  • If submitting to a peer-reviewed section of the journal, the instructions in Ensuring a Blind Review have been followed.

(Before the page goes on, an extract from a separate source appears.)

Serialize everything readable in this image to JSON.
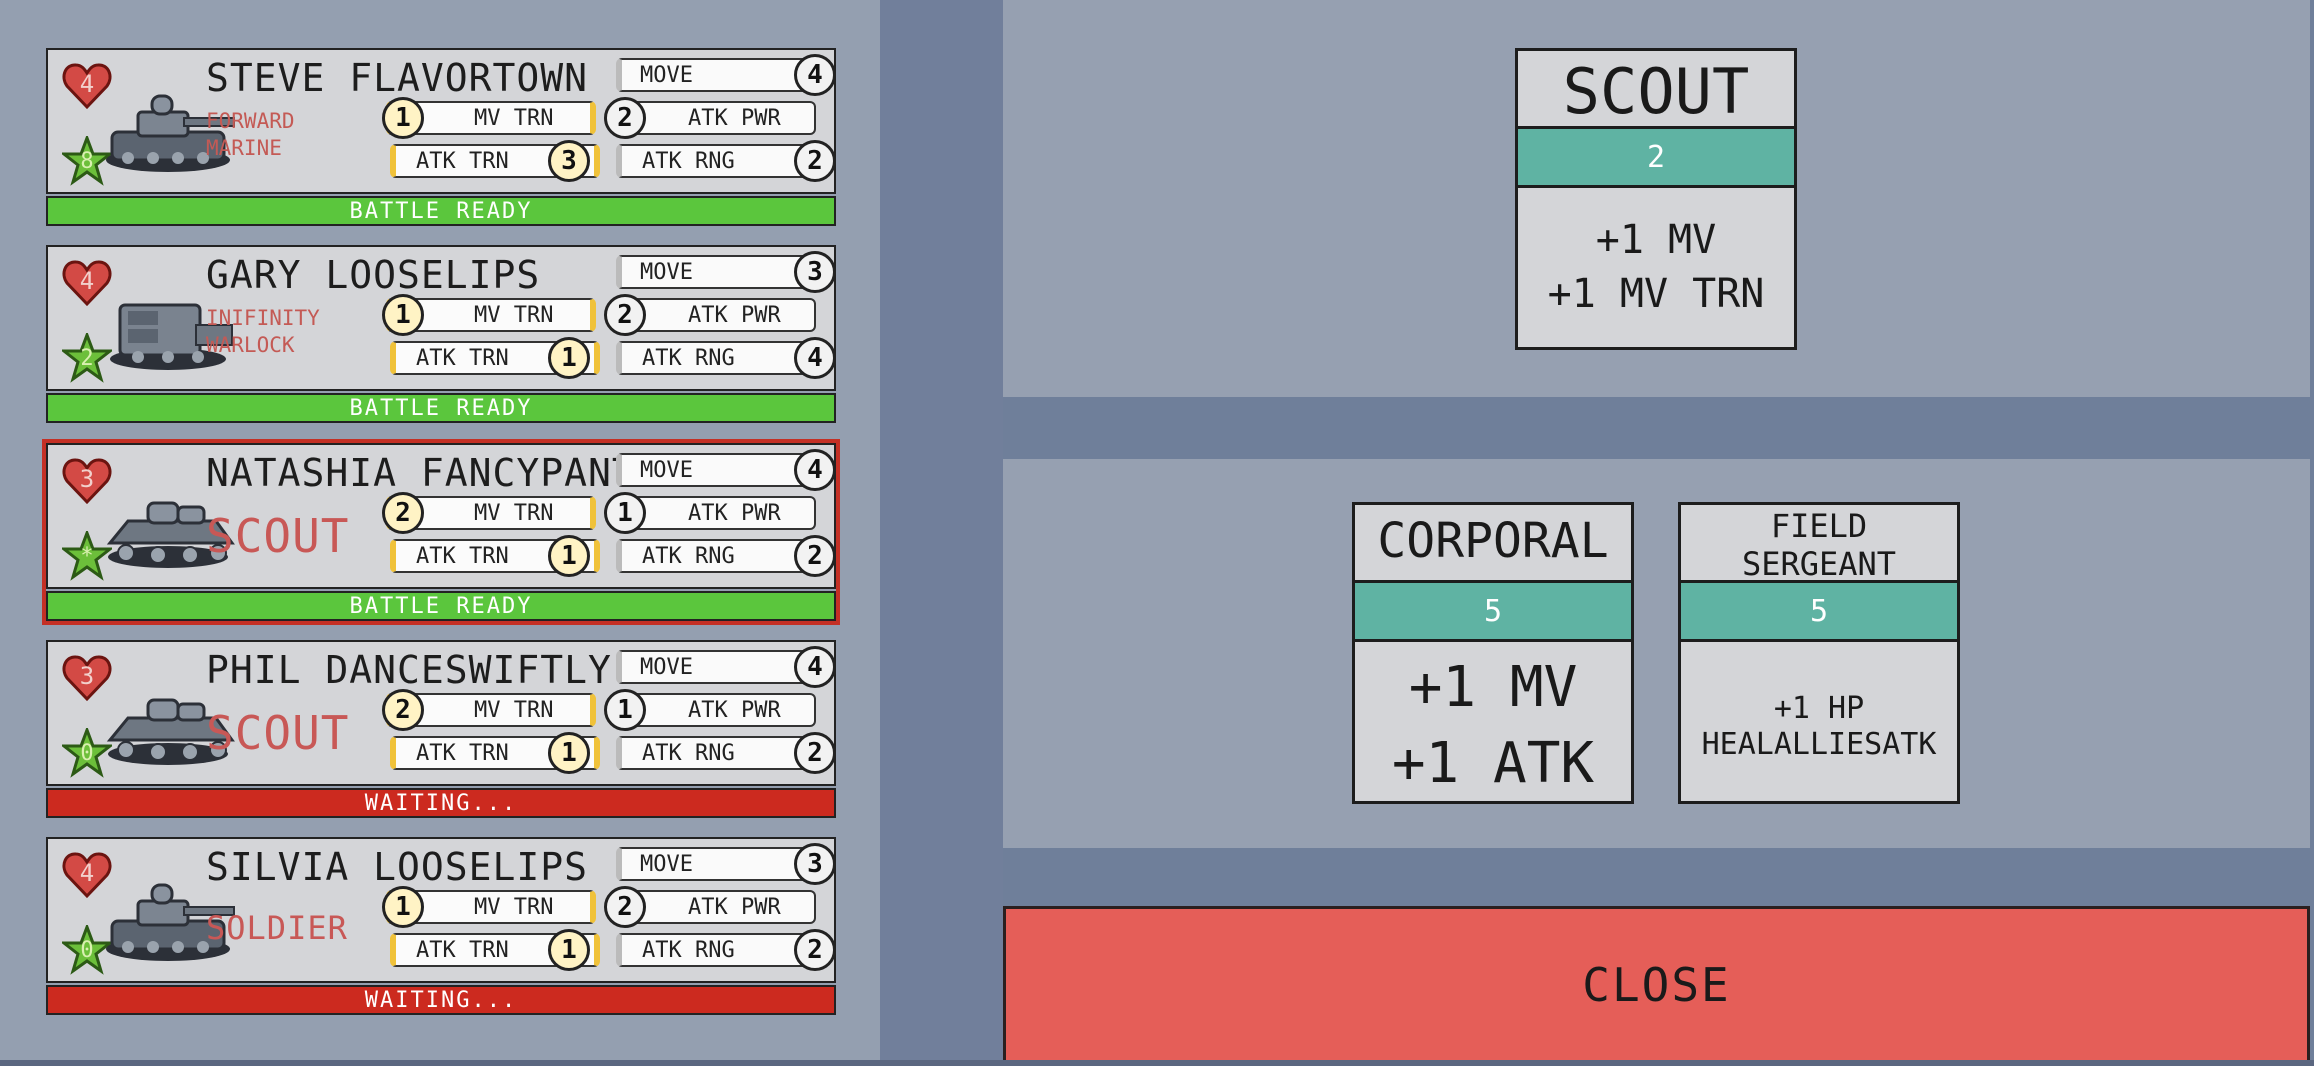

INFORMATION FOR AUTHORS 1. Submission of a research or review article implies that it has not been previously published and is not simultaneously being considered for publication elsewhere. Responsibility for opinions expressed, reliability of research and for the accuracy of facts published in articles and reviews rests solely with the individual author(s). The maximum length of articles is 10 000 words, and for reviews 1000 words. (Longer articles may also be considered for publication.) 2. Article content headings must be numbered consecutively, double-spaced complete with all notes, bibliographical references (see below) and tables. Titled tables and captioned figures must be professionally done and legibly cited in the text. The editors cannot redraw any figure unless the author pays for the cost of such work. 3. All bibliographical references should be cited in the text with a full stop following the closing bracket (Chidester 2000: 34). Where necessary, use endnotes for more elaborate notes. A full bibliography in ascending alphabetical order of works cited must be provided at the end of the article un “References”. 4. The editors reserve the right to copy-edit and proof all articles accepted for publication. Authors will review their copy-edited manuscripts in pdf form. Acceptance of the article will imply assignment of copyright by its author(s) to the JSR. 5. Articles submitted must include after the heading, an abstract of about 100 words summarizing the main contentions of the article, keywords, and must provide brief details about the author and his/her academic and email addresses. 6. The journal supports the use of gender-inclusive language. 7. For reasons of typesetting, articles should be submitted via email, using Microsoft Word. (In exceptional circumstances, articles submitted in printed form could be considered). 8. Articles by authors at South African universities which are published in the Journal for the Study of Religion will be subject to a page charge of R250.00 per page. On publication such authors will receive an invoice for the amount due, which should be presented to the appropriate authority at their university for payment. Format for References Please note that all book, journal, newspaper and magazine titles must be italicized. Journal article by one author Settler, F. 2012. Frantz Fanon’s Ambivalence towards Religion. Journal for the Study of Religion 25,2: 5 - 21. Journal article by two authors Simmonds, S. & C. Roux 2013. Engaging with Human Rights and Gender in Curriculum Spaces: A Religion and Education (RaE) Perspective. Alternation Special Edition 10: 76 - 99. Book by one author Chidester, D. 1997. Savage Systems. Colonialism and Comparative Religion in Southern Africa. Cape Town: University of Cape Town Press. Book by two authors MacKinnon, M.H. & M. McIntyre 1995. Readings in Ecology and Feminist Theology. Kansas City MO: Sheed and Ward. Book by one editor Webb, G.M. (ed.) 2000. Windows of Faith. Muslim Women’s Scholar Activists in North America. Syracuse: Syracuse University Press. Book by two editors Eaton, H. & L.A. Lorentzen (eds.) 2003. Ecofeminism and Globalization: Exploring Culture, Context and Religion. Lanham: Rowman and Littlefield Publishers. Chapter in an edited book ter Haar, G. 2011. Religion and Development: Introducing a New Debate. In ter Haar, G. (ed): Religion and Development: Ways of Transforming the World. London: Hurst & Company. Translated book Foucault, M. 1977. Discipline and Punish. Sheridan, A. (trans.). New York: Pantheon. Online resource Hobgood-Oster, L. n.d. Ecofeminism: Historic and International Evolution. Available at: http://www.clas.ufl.edu/users/bron/pdf--christianity/Hobgood-Oster--Ecofeminism- International%20Evolution.pdf. (Accessed on 31 August 2014.)